While playing the Los Angeles clubs, she enlisted bassist Tal Herzberg and guitarist Jimmy Khoury. In 1993, Hart appeared on Ed McMahon's Star Search several times.
"Beth Hart and the Ocean of Souls" was recorded in 1993. It includes "Am I the One" (re-worked on later albums) and a pop-rock cover of the Beatles' "Lucy in the Sky with Diamonds."
Hart released her album Immortal with her band Beth Hart Band in 1996.
Her next album, Screamin' for My Supper (Atlantic, 1999), featured "LA Song (Out of This Town)," a top-5 Adult Contemporary Chart hit.
At the same time, Hart was singing the lead role in "Love, Janis," an Off-Broadway musical based on Joplin's letters home to her mother.
Hart's Leave the Light On was released in 2003. European releases of the album include extras such as the ballad "Learning to Live" and a duet with Barry Hay, "I Don't Want to Be."
Hart released "Live at Paradiso" in 2005. The DVD version includes a bonus documentary covering "a day in the life" of Hart.
She has also recorded with Born ("It Hurts"), Les Paul and Neal Schon ("I Wanna Know You"), and released a number of music video singles not available on CD, including "Shine," "Boogeyman," and "Setting Me Free."
Her album 37 Days was released in Europe July 2007.
Beth Hart did a song with Slash called "Mother Maria." That song is on the iTunes version of Slash's solo album, Slash.
Beth Hart (born January 24, 1972) is an American singer who became famous with the hit "LA Song (Out of This Town)." Her musical influences include rock, blues and gospel.
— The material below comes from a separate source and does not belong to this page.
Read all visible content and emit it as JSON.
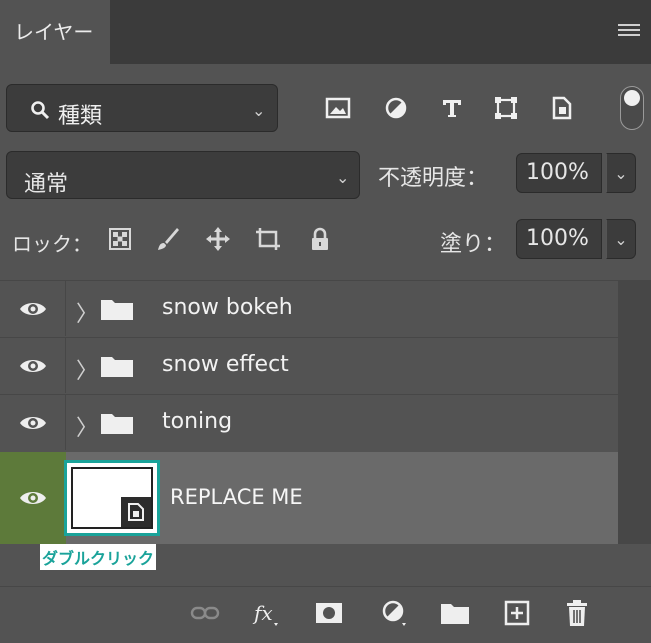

Beth Hart is married and currently resides in Los Angeles. Her band includes lead guitarist Jon Nichols, bassist Tom Lilly, and drummer Todd Wolf. Her manager is David Wolff.



Beth's new single was released in May 2010, the track, "Learning to Live," is from an upcoming album of the same name and will be used as the theme song to "Losing It with Jillian" on NBC. this album marks Beth's first new American studio release since 2003.



2011 finds her working with Joe Bonamassa. First providing vocals for the track "No Love On The Street" on his forthcoming album DUST BOWL (March 2011) They are also reported to be working on entire album together of soul classics.







Get Facebook support for your favorite band or venue - click HERE

Monday, May 2, 2011

Seventh Son - Willie Dixon


William James "Willie" Dixon (July 1, 1915 – January 29, 1992) was an American blues musician, vocalist, songwriter, arranger and record producer. A Grammy Award winner who was proficient on both the Upright bass and the guitar, as well as his own singing voice, Dixon is arguably best known as an acclaimed, prolific songwriter, and one of the founders of the Chicago blues sound. His songs have been recorded not only by himself, or that of the trio and other ensembles in which he participated, but an uncounted number of musicians representing many genres between them. A short list of his most famous compositions include "Little Red Rooster", "Hoochie Coochie Man", "Evil", "Spoonful", "Back Door Man", "I Just Want to Make Love to You", "I Ain't Superstitious", "My Babe", "Wang Dang Doodle", and "Bring It On Home". They were written during the peak of Chess Records, 1950–1965, and performed by Muddy Waters, Howlin' Wolf, and Little Walter, influencing a worldwide generation of musicians. Next to Muddy Waters, he was the most influential person in shaping the post World War II sound of the Chicago blues. He also was an important link between the blues and rock and roll, working with Chuck Berry and Bo Diddley in the late 1950s. His songs were covered by some of the biggest artists of more recent times, including Bob Dylan, Cream, Jimi Hendrix, Led Zeppelin, Foghat, The Yardbirds, The Rolling Stones, Queen, Megadeth, The Doors, The Allman Brothers Band, Grateful Dead, and a posthumous duet with Colin James.
Get Facebook support for your favorite band or venue - click HERE